[The following review was reprinted with permission from GamePro.]
Poker Night at the Inventory (available on Steam) is a lot like hanging out with old friends; after a while, you start to pick up on their unique habits amid all the chatter. Strong Bad (of Homestar Runner and Strong Bad’s Cool Game for Attractive People) always seems to bluff, so it’s never apparent when he’s got a good hand. Max (of the Sam & Max series) plays fast and loose with his chips, so it’s tough to call him on his raises. Team Fortress 2’s Heavy rarely backs out of a hand while Penny Arcade’s Tycho usually folds his cards at the first sign of trouble. But even when their playing styles start to get predictable, it’s the witty banter and idle chit-chat among this motley crew that will keep you coming back.
Like a true gentleman’s club, the titular Inventory is one classy joint. Established back in the 1920s, this Prohibition-era speakeasy functions as a safe haven for interactive entertainment: video games, gambling, and more. Of course, the main attraction is a high-stakes game of Texas Hold ‘Em, with Max, Strong Bad, the Heavy, and Tycho all taking a $10,000 stake in the tournament. While it’s not the most difficult game of poker that you’ll play, half of the fun is hearing the interactions between the characters. In fact, it’s one of the few poker games I’ve played where I was interested enough to continue watching even after getting knocked out before the final two players.
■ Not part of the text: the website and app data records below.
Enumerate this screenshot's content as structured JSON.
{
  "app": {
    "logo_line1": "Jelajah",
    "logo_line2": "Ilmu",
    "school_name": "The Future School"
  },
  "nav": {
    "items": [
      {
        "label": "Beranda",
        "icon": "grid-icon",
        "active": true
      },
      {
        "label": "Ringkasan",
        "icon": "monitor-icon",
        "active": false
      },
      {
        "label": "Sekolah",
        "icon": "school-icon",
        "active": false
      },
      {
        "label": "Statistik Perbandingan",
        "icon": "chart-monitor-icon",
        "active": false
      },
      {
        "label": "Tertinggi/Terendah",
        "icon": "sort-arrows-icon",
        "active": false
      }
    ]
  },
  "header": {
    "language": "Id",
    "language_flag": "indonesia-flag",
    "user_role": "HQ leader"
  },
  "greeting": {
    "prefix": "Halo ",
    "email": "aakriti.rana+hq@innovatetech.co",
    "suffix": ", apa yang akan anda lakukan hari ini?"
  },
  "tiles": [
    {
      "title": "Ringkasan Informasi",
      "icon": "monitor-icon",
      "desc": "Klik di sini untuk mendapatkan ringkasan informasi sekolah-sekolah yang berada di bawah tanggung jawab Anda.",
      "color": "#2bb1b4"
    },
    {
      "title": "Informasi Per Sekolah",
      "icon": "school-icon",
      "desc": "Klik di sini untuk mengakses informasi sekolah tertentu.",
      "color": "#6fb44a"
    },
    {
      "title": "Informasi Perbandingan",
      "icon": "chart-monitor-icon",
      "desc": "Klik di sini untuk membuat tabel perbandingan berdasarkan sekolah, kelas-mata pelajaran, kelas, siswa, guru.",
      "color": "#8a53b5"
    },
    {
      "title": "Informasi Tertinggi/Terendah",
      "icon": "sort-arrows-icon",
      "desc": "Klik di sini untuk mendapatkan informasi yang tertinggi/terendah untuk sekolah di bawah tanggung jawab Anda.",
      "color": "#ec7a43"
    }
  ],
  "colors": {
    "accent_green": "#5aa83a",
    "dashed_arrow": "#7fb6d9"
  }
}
Moreover, the art design really adds to the experience, as each character looks exactly like their video game (or Internet) counterpart. Max’s and the Heavy’s 3D character models look oddly natural seated next to the comparatively cartoonish Strong Bad and Tycho, creating an almost “real life meets cartoon” feel much like that of Who Framed Roger Rabbit. It’s further complemented by the natural flow of chit-chat between each player, with the voice acting adding a lot of depth and comedic timing. There’s even various themes that keep popping up the more you play, like Max’s insistence that he doesn’t really know what the numbers on the cards mean, or the Heavy’s awkwardly grim war stories that occasionally make everyone at the table flinch. Each routine’s great the first time you listen to it, and even when you start to hear the same lines over and over again, you can always use the wisely included option of lowering the game’s speech frequency.
By far, the fluidity of the animation and speech is the game’s greatest (and most subtle) aspect, as each character engages in scripted conversations while simultaneously placing bets and checking their hands. It contributes to the overall flow better than any other single-player poker game I’ve seen, and with some expanded dialogue, I could legitimately forget that I’m playing a computer.
Still, it has more than a few odd gameplay quirks that you’ll notice every now and then. While each character can smoothly transition from one action to the next, you’ll occasionally hear someone repeat a line twice in succession due to a hiccup in scripting. Hardcore poker fans will especially take note of the way each character can sometimes unrealistically react to a “heads up” showdown, especially when it comes to hands they have no probability of winning. That, plus the total lack of online content (outside of Team Fortress 2 items), can limit the longevity of Poker Night, especially once you’re done collecting all the card decks and specialty items. If you want to get the most out of the game from a poker-playing standpoint, put the difficulty on “Hard” and limit the chatter to “Idle Chit-Chat” from the very start.
Although you can get a more robust poker experience for free from other sites, the $5 price is well worth the atmosphere you’ll get from Poker Night at the Inventory. Sitting down with the likes of Tycho and the Heavy is something that’s unique, and the banter’s often legitimately funny. Let’s just hope that Telltale Games brings more players to the table next time, both online and offline.
[McKinley Noble is an editorial intern at Macworld and a frequent contributor to GamePro.]